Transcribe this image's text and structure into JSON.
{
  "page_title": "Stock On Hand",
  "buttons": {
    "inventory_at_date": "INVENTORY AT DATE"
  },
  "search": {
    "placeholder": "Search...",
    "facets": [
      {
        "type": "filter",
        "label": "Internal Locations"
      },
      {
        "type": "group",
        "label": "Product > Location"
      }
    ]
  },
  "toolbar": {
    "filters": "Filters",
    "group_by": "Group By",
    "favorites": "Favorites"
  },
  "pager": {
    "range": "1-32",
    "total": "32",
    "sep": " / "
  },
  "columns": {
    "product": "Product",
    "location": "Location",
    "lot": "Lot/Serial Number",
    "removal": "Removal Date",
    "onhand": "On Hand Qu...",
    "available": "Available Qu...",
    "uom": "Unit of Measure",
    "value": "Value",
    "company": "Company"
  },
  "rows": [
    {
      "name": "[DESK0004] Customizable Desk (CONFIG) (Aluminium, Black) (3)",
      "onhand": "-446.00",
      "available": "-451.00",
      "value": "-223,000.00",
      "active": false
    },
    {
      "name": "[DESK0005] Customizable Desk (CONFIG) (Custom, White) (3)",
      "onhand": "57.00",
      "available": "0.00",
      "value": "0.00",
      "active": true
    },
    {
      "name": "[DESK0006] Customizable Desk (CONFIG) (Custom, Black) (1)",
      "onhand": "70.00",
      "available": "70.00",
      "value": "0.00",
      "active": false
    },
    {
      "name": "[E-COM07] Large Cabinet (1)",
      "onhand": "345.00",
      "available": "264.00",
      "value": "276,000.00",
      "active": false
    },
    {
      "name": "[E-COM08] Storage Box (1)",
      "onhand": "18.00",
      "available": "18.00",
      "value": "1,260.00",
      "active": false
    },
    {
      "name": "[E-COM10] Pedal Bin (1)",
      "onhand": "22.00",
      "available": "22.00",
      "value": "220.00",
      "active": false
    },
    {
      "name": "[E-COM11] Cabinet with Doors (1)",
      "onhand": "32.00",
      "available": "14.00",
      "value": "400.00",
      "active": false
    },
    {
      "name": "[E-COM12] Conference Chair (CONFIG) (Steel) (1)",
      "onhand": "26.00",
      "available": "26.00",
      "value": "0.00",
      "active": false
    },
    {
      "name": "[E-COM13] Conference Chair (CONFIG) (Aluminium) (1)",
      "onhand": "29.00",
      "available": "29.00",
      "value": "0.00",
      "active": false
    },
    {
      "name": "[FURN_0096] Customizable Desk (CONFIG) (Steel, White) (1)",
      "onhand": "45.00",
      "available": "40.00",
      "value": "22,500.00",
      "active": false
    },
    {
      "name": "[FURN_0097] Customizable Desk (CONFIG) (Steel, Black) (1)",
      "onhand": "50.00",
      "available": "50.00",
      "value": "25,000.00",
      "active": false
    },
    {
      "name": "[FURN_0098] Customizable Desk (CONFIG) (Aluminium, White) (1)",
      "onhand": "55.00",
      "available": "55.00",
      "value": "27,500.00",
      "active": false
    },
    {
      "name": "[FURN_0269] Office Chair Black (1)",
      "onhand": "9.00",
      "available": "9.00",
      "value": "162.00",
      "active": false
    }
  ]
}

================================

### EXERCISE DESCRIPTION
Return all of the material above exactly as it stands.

### ANSWER FOR THE TASK
Transcribe this image's text and structure into JSON.
{
  "page_title": "Stock On Hand",
  "buttons": {
    "inventory_at_date": "INVENTORY AT DATE"
  },
  "search": {
    "placeholder": "Search...",
    "facets": [
      {
        "type": "filter",
        "label": "Internal Locations"
      },
      {
        "type": "group",
        "label": "Product > Location"
      }
    ]
  },
  "toolbar": {
    "filters": "Filters",
    "group_by": "Group By",
    "favorites": "Favorites"
  },
  "pager": {
    "range": "1-32",
    "total": "32",
    "sep": " / "
  },
  "columns": {
    "product": "Product",
    "location": "Location",
    "lot": "Lot/Serial Number",
    "removal": "Removal Date",
    "onhand": "On Hand Qu...",
    "available": "Available Qu...",
    "uom": "Unit of Measure",
    "value": "Value",
    "company": "Company"
  },
  "rows": [
    {
      "name": "[DESK0004] Customizable Desk (CONFIG) (Aluminium, Black) (3)",
      "onhand": "-446.00",
      "available": "-451.00",
      "value": "-223,000.00",
      "active": false
    },
    {
      "name": "[DESK0005] Customizable Desk (CONFIG) (Custom, White) (3)",
      "onhand": "57.00",
      "available": "0.00",
      "value": "0.00",
      "active": true
    },
    {
      "name": "[DESK0006] Customizable Desk (CONFIG) (Custom, Black) (1)",
      "onhand": "70.00",
      "available": "70.00",
      "value": "0.00",
      "active": false
    },
    {
      "name": "[E-COM07] Large Cabinet (1)",
      "onhand": "345.00",
      "available": "264.00",
      "value": "276,000.00",
      "active": false
    },
    {
      "name": "[E-COM08] Storage Box (1)",
      "onhand": "18.00",
      "available": "18.00",
      "value": "1,260.00",
      "active": false
    },
    {
      "name": "[E-COM10] Pedal Bin (1)",
      "onhand": "22.00",
      "available": "22.00",
      "value": "220.00",
      "active": false
    },
    {
      "name": "[E-COM11] Cabinet with Doors (1)",
      "onhand": "32.00",
      "available": "14.00",
      "value": "400.00",
      "active": false
    },
    {
      "name": "[E-COM12] Conference Chair (CONFIG) (Steel) (1)",
      "onhand": "26.00",
      "available": "26.00",
      "value": "0.00",
      "active": false
    },
    {
      "name": "[E-COM13] Conference Chair (CONFIG) (Aluminium) (1)",
      "onhand": "29.00",
      "available": "29.00",
      "value": "0.00",
      "active": false
    },
    {
      "name": "[FURN_0096] Customizable Desk (CONFIG) (Steel, White) (1)",
      "onhand": "45.00",
      "available": "40.00",
      "value": "22,500.00",
      "active": false
    },
    {
      "name": "[FURN_0097] Customizable Desk (CONFIG) (Steel, Black) (1)",
      "onhand": "50.00",
      "available": "50.00",
      "value": "25,000.00",
      "active": false
    },
    {
      "name": "[FURN_0098] Customizable Desk (CONFIG) (Aluminium, White) (1)",
      "onhand": "55.00",
      "available": "55.00",
      "value": "27,500.00",
      "active": false
    },
    {
      "name": "[FURN_0269] Office Chair Black (1)",
      "onhand": "9.00",
      "available": "9.00",
      "value": "162.00",
      "active": false
    }
  ]
}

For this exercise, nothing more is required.